  • Topic: International Relations, Foreign Policy
  • Political Geography: United States, America, Southeast Asia
  • Author: Sam Bateman
  • Publication Date: 04-2006
  • Content Type: Working Paper
  • Institution: S. Rajaratnam School of International Studies
  • Abstract: The 1982 UN Convention on the Law of the Sea (UNCLOS) provides the foundation for an effective regional maritime security regime. However, this large and complex Convention is not without its limitations. There are many examples of apparent noncompliance with its norms and principles, and the United States, as a key player in regional maritime security, is still not a party to it. The root causes of these problems lie in basic conflicts of interest between countries on law of the sea issues, the "built-in" ambiguity of UNCLOS in several of its key regimes, and the geographical complexity of the East Asian region in particular.
  • Topic: International Relations, International Law, United Nations
  • Political Geography: United States
  • Author: Simon Dalby
  • Publication Date: 10-2005
  • Content Type: Working Paper
  • Institution: S. Rajaratnam School of International Studies

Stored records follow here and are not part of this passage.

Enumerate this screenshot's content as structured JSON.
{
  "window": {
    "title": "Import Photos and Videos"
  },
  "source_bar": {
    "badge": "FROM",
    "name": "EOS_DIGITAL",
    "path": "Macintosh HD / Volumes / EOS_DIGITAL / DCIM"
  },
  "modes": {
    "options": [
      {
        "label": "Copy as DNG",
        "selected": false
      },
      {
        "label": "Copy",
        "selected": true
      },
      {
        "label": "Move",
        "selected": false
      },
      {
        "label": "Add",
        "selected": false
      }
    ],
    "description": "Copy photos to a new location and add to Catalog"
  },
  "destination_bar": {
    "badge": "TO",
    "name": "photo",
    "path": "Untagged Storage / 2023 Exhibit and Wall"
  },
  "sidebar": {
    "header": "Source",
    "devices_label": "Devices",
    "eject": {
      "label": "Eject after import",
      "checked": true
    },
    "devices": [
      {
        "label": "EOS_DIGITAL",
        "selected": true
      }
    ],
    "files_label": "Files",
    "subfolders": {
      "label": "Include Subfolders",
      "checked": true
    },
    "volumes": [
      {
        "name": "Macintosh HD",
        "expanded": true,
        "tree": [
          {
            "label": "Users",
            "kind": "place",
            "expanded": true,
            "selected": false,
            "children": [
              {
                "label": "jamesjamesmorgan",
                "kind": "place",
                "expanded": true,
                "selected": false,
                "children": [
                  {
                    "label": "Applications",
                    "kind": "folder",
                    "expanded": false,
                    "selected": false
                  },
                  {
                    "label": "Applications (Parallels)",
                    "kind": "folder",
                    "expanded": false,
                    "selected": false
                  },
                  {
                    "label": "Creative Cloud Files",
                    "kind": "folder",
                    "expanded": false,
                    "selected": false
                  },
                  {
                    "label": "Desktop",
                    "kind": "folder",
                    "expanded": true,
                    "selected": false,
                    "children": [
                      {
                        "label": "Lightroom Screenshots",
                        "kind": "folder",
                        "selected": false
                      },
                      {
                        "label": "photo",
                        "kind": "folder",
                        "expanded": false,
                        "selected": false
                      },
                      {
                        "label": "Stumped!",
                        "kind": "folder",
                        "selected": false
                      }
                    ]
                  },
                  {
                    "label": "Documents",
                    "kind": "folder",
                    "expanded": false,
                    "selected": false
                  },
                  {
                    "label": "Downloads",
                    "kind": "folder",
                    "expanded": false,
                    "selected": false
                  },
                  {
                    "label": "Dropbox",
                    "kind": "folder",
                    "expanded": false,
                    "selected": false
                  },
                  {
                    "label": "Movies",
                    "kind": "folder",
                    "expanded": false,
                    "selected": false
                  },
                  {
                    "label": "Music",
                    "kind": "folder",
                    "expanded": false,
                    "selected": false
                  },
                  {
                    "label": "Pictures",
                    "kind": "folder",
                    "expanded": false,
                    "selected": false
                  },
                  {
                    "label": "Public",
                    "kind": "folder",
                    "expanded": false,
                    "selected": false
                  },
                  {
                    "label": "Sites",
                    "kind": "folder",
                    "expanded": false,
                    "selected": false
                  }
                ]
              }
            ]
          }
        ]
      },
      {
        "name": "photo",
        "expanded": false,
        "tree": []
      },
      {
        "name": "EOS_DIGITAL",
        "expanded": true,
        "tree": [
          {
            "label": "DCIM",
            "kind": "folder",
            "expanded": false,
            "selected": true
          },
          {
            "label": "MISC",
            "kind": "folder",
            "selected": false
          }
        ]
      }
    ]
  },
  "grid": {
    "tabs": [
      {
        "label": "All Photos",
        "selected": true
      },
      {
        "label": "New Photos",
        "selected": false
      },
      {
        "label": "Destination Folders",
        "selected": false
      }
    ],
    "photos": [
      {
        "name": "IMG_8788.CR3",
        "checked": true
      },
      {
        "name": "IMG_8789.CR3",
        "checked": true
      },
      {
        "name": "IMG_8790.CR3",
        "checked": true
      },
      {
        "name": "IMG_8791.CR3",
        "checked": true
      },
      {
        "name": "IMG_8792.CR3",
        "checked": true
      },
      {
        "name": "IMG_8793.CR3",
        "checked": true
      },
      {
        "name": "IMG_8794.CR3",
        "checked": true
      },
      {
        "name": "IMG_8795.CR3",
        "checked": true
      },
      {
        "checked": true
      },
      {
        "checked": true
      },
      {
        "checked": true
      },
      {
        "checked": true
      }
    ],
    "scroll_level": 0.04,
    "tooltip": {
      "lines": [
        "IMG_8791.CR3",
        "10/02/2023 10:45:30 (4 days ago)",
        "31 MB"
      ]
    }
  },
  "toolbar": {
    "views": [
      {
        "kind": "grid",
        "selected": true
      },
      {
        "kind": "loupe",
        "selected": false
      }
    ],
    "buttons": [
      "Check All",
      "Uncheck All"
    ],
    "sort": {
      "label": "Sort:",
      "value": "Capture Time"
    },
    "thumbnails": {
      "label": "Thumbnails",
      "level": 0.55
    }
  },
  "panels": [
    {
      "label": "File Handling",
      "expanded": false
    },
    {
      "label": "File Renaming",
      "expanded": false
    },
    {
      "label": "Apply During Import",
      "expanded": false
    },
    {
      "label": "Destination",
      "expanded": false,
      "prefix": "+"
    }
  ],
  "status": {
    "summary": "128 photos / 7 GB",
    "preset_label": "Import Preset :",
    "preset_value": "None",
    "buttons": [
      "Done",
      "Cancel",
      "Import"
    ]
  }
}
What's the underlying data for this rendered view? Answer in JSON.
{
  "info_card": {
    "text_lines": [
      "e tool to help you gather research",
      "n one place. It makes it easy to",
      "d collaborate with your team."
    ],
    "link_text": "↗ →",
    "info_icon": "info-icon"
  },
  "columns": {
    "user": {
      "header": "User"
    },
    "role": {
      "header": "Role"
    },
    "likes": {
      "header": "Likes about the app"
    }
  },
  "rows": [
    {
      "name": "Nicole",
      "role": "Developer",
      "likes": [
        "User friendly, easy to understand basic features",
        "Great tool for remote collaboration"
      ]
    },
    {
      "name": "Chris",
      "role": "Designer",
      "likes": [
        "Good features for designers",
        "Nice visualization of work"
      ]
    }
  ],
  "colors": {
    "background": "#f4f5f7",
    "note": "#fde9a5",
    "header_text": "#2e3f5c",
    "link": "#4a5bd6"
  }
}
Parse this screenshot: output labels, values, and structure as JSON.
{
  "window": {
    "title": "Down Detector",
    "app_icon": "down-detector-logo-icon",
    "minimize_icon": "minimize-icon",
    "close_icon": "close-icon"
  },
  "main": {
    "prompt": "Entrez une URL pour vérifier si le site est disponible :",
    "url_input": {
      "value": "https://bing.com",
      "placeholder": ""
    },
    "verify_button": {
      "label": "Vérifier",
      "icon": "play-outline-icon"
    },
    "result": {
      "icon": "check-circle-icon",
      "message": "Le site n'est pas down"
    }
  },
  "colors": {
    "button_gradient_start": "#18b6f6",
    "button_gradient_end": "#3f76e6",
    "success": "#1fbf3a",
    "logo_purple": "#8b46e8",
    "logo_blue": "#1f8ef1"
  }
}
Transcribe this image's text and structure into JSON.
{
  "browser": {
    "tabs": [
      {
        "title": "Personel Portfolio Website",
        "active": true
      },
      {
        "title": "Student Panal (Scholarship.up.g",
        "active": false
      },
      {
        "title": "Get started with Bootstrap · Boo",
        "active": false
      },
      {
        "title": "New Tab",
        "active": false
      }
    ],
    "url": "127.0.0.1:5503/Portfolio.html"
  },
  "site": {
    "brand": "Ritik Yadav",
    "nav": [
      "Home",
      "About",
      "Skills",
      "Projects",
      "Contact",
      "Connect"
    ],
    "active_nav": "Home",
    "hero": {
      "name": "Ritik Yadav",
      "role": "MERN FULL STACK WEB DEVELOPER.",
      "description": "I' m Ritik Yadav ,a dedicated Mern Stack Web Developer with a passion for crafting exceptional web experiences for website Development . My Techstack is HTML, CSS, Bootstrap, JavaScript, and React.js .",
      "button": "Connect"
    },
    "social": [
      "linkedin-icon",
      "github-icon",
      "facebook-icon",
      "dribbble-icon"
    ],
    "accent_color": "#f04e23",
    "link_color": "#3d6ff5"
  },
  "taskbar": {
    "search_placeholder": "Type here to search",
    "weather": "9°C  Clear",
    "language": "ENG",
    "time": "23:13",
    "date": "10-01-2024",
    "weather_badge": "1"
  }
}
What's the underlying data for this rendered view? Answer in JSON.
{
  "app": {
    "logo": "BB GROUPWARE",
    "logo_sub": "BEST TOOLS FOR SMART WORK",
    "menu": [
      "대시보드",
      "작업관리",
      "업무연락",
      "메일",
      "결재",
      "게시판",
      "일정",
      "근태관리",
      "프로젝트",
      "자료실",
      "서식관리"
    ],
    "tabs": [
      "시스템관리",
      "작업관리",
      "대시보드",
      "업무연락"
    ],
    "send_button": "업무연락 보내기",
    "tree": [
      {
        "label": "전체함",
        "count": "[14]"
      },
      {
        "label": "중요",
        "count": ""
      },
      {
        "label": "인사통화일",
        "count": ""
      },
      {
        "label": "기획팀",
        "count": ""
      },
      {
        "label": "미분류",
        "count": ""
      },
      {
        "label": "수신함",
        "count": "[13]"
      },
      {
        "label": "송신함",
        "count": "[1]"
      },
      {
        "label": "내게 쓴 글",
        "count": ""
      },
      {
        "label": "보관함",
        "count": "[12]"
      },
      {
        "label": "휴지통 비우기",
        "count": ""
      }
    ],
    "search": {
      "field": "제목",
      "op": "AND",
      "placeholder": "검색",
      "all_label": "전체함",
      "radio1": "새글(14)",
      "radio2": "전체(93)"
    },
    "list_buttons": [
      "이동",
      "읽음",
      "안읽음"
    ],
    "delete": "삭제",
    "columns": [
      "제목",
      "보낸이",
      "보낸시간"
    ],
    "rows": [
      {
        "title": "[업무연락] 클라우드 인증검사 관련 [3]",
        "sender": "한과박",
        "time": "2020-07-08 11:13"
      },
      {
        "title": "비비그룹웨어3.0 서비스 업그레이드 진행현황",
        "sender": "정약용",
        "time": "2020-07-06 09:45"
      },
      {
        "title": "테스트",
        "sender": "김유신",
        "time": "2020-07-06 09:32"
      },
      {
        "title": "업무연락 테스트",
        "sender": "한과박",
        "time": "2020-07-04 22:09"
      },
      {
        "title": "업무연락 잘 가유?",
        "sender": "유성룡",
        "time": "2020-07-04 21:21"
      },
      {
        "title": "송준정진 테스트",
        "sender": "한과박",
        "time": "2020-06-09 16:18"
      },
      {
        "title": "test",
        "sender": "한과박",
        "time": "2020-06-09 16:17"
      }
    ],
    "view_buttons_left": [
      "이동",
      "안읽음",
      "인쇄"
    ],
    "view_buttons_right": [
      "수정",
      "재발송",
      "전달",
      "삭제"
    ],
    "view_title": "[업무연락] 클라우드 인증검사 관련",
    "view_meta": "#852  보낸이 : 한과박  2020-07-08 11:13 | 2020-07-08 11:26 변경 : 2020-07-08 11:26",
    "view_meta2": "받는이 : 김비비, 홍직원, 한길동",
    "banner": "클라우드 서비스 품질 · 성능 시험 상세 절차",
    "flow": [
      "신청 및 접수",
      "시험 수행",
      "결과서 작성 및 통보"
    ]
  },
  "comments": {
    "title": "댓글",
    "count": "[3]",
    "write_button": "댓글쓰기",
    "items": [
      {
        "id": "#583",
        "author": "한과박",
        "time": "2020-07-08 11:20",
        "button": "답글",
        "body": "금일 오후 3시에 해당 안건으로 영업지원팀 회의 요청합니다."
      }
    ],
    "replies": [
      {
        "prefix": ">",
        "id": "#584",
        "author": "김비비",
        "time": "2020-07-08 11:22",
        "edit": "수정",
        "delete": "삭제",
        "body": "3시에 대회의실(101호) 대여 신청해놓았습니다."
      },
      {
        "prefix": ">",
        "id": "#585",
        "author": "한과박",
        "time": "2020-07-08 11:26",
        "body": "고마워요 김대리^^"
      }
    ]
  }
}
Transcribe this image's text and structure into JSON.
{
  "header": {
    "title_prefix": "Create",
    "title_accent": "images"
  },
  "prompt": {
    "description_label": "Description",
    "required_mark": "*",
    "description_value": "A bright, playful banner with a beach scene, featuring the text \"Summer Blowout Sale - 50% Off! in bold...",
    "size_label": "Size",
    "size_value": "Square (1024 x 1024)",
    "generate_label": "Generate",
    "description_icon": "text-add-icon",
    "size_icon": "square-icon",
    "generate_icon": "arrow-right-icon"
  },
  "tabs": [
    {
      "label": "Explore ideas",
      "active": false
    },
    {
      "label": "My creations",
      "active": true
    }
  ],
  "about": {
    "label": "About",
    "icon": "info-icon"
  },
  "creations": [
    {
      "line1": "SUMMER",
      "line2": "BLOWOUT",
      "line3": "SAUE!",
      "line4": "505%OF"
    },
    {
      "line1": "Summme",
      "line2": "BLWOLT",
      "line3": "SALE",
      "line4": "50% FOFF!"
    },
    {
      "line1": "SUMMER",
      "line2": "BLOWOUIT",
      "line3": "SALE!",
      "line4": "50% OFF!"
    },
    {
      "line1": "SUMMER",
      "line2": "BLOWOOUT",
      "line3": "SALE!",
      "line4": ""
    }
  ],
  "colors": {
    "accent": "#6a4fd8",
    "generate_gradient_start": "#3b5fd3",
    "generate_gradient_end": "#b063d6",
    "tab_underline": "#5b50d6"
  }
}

  • Abstract: Geopolitics is about the largest scale geographical specification of political matters. Geopolitical reasoning provides the spatial framings within which grand strategy is constructed. The Bush doctrine, elaborated in response to the events of September 11th 2001 and its formulation of a "Global War on Terror" draws heavily on antecedent formulations from both the first Bush administration and the Project for a New American Century. But in doing so it both misconstrues the nature of the events of September 11th and attempts a grand strategy that is flawed. It is flawed both because of its failure to understand the geography of terror and, given the Bush administration's flat denials that America is an empire, a reluctance to learn lessons from imperial history and adopt appropriate strategies and force structures to accomplish its ostensible goals.
  • Topic: International Relations, Foreign Policy, Defense Policy
  • Political Geography: United States